An Editorial by Jamie Beckett
There is an old saying that suggests good fences make good neighbors. That may be true, too. But based on my most recent experience a good fence will put me in the poor house.
We’ve got five dogs at the house. They’re called John, Paul, George, Ringo, and Murray. They’re real members of the family, and just like the human members of the family, they individually specialize in some kind of pseudo-important work. Most of those tasks involve group activities with errant squirrels, snakes, the occasional stray cat, and smelling really bad after getting caught in the rain. Collectively however, they do a bang-up job at keeping interlopers away.
Maybe it’s because there are five of them, but if the mail carrier is foolish enough to leave the safety of their truck to brave a stroll across the lawn, let’s just say they benefit from one heck of a high intensity cardiovascular workout trying to beat the gang back to the truck.
This presents a problem, however. It’s that good neighbor thing. I’d like to be one. So, I got to work dialing the phone in an attempt to find someone who would save me the trouble of designing and building a fence. I was hoping they would take that chore off my to-do list in exchange for a small pile of dollar bills. It turns out, there are a multitude of folks who will happily build you a fence – but none of them will do it for less than the cost of a good, low-mileage used car.
The extraordinarily high cost of fencing may be, at least in part, due to the exceptionally broad selection of building materials. There was a time when building a fence was no more difficult than striking a deal with our not-yet 16th president, Abraham Lincoln. You could trade a couple chickens and a chaw of tobacco for a wagon full of split rails back then. One BBQ later you’d have a classic fence surrounding your property and all would be well with the world.
Today things are different. First of all, Abe’s a national treasure in our time. It would be disrespectful to suggest he should dirty his hands building a fence to contain five high spirited dogs. Besides that, today’s purchaser of desirable fencing products has to consider not just split rail, but also vinyl, aluminum, wrought iron, chain link, bamboo (the environmentally responsible choice), PVC, and of course, electrified.
That’s to say nothing of barbed wire, invisible fencing (yes, there really is such a thing), or laser beams.
The first quote I got gave me heart palpitations. The second left me laying on the lawn gasping for breath. The third and fourth fencing companies never even showed up to bid the work. Apparently, word got around about my overly sensitive nature.
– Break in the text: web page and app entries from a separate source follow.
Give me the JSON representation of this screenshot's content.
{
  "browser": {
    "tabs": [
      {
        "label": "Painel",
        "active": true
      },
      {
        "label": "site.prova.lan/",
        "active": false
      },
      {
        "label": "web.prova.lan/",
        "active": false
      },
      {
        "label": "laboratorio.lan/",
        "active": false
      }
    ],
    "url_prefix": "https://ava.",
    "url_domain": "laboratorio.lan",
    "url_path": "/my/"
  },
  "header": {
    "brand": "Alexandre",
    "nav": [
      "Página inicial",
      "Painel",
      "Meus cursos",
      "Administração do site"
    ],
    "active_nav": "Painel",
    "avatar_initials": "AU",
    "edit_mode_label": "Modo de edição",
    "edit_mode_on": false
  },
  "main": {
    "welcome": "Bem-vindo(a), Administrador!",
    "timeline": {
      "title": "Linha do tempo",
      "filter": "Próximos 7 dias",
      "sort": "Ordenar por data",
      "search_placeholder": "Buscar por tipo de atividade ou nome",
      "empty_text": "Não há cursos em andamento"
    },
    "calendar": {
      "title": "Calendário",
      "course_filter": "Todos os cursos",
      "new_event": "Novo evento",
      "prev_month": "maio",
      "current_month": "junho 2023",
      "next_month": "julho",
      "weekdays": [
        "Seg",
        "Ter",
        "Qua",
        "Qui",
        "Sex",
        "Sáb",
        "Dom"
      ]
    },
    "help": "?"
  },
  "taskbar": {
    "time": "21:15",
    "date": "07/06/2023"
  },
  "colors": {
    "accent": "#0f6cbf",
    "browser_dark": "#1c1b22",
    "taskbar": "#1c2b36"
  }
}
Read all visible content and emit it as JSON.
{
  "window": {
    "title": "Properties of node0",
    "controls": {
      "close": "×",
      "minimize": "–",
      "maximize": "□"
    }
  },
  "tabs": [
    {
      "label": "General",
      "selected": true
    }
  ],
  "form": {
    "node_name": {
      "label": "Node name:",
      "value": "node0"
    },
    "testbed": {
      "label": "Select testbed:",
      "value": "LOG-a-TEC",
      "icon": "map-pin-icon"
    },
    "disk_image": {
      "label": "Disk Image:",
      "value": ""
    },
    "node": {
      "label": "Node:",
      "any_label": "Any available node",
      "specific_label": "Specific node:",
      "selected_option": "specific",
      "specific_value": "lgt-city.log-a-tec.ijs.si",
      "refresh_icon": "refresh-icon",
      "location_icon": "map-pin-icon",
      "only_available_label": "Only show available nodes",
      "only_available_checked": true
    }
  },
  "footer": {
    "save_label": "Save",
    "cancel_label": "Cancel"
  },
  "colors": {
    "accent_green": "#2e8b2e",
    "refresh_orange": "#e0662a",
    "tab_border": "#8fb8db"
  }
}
I was nearly out of ideas and available credit when an entirely new idea popped into my head. Salvation through inexpensive fencing was at hand.
There is a pallet company just down the road from my house. It occurred to me they must have factory seconds. Slightly damaged pallets that can’t be sold as new, since they’re not up to the usual standards of the product. And pallets can be stood on end, side to side, and tied together to make a fence.
Unfortunately, I wasn’t able to run my plan by anyone at the pallet company because they close up for the night before I get off work. But it turns out the chain they close their gate with has a lot of slack in it. I was able to get in just after dark, locate the slightly irregular pallets, load them onto my truck, and bring them home.
I felt good about that. I didn’t even have to take up the time of their employees, saving the pallet company time and a trip to the landfill where I guess they normally dispose of these things.
The long and the short of it is, I have a new fence. It was affordable, easy to install, and it keeps the dogs in the yard pretty darned well. It looks a little weird, but I doubt my neighbors care about that. None of them have been by to complain anyway. And since Murray came back from quarantine completely free of rabies, there’s really nothing to complain about as I see it.